Problem requirements |
Give the number of lines that contain "price" in the listing, and write nothing else.

Data supplied |
-- Opening Marker --
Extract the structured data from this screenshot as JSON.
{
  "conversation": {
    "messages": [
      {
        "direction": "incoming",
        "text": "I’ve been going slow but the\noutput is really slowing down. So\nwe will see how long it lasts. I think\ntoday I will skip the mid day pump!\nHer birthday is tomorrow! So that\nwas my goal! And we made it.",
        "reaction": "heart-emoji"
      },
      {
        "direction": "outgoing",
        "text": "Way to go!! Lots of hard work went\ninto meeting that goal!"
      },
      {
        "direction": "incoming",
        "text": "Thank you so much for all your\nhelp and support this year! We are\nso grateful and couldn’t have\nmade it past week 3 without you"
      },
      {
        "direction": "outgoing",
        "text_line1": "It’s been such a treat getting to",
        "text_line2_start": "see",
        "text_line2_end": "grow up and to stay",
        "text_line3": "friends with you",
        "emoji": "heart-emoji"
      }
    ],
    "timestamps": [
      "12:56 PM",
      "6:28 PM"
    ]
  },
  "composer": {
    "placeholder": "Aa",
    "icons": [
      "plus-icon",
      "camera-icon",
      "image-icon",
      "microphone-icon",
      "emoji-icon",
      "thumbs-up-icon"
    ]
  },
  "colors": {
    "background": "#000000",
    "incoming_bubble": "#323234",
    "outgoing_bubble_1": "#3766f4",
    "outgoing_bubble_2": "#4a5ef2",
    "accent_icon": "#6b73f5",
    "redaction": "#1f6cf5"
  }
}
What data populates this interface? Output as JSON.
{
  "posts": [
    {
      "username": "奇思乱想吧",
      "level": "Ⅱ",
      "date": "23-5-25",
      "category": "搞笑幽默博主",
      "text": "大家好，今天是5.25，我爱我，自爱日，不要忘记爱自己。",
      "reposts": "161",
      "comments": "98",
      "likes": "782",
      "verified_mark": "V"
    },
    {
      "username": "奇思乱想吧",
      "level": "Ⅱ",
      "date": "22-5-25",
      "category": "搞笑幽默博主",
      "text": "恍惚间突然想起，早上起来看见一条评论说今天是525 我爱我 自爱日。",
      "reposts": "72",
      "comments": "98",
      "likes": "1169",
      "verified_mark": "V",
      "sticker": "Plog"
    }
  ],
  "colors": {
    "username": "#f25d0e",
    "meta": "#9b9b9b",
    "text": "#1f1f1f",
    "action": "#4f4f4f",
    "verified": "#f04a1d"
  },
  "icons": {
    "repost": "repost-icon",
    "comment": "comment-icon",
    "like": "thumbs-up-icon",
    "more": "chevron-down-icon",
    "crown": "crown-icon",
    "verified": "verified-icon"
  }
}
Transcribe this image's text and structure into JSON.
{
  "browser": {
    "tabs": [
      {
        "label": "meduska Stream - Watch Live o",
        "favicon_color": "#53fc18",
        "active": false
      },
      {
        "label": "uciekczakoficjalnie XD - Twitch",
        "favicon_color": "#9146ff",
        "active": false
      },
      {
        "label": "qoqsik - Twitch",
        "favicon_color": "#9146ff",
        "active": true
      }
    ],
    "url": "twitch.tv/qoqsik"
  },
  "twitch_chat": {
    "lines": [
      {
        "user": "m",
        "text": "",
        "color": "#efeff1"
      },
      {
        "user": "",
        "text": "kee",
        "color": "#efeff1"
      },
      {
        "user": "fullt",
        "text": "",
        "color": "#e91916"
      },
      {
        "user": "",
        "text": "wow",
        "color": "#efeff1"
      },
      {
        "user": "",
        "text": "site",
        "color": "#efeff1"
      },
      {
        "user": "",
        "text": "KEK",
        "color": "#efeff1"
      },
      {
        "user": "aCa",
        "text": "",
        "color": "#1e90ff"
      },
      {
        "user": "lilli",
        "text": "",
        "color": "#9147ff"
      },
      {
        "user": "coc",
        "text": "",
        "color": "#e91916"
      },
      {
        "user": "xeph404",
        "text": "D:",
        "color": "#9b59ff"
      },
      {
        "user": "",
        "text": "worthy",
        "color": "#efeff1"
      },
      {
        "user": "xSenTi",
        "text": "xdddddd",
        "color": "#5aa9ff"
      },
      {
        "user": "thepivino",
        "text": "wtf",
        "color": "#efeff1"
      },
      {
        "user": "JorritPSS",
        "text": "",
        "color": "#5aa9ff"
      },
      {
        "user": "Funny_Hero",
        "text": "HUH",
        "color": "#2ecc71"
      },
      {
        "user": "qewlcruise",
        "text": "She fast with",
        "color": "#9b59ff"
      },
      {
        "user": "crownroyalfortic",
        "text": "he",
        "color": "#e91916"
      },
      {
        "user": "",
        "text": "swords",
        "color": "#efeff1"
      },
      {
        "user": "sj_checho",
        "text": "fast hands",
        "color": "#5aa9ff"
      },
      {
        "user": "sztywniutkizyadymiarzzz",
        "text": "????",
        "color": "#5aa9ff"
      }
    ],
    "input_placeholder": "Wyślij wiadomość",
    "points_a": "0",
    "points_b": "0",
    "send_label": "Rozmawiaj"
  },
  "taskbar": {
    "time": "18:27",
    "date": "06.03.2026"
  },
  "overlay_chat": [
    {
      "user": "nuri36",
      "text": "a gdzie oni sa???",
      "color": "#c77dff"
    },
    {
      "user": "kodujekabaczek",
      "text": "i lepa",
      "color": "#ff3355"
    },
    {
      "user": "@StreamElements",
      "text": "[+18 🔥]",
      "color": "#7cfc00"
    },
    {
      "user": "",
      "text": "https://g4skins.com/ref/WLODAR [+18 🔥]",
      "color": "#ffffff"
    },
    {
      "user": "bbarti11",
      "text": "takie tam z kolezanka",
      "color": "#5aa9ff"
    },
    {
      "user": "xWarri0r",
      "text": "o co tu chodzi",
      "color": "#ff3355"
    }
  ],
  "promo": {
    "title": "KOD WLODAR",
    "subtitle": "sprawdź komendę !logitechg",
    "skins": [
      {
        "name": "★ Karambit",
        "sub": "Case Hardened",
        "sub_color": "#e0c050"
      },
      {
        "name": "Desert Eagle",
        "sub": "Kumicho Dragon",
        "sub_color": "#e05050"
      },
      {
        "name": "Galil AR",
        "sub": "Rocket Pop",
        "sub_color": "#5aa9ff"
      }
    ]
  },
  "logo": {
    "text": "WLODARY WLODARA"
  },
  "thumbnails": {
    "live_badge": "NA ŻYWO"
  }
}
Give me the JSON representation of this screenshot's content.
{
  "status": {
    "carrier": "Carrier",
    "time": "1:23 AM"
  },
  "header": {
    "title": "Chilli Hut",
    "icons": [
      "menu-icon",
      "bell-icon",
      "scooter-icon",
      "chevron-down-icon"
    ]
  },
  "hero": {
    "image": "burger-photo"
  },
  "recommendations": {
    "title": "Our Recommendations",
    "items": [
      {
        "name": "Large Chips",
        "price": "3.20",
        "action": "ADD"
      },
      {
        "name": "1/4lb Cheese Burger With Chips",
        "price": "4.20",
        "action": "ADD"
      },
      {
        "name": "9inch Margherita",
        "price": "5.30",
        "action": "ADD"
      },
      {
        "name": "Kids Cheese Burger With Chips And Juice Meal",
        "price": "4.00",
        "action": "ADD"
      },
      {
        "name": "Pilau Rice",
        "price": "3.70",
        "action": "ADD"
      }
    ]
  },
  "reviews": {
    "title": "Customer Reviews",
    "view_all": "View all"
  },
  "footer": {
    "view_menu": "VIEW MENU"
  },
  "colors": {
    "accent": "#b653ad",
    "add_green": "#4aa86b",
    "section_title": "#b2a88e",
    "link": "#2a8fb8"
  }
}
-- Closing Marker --
Solution for this task |
5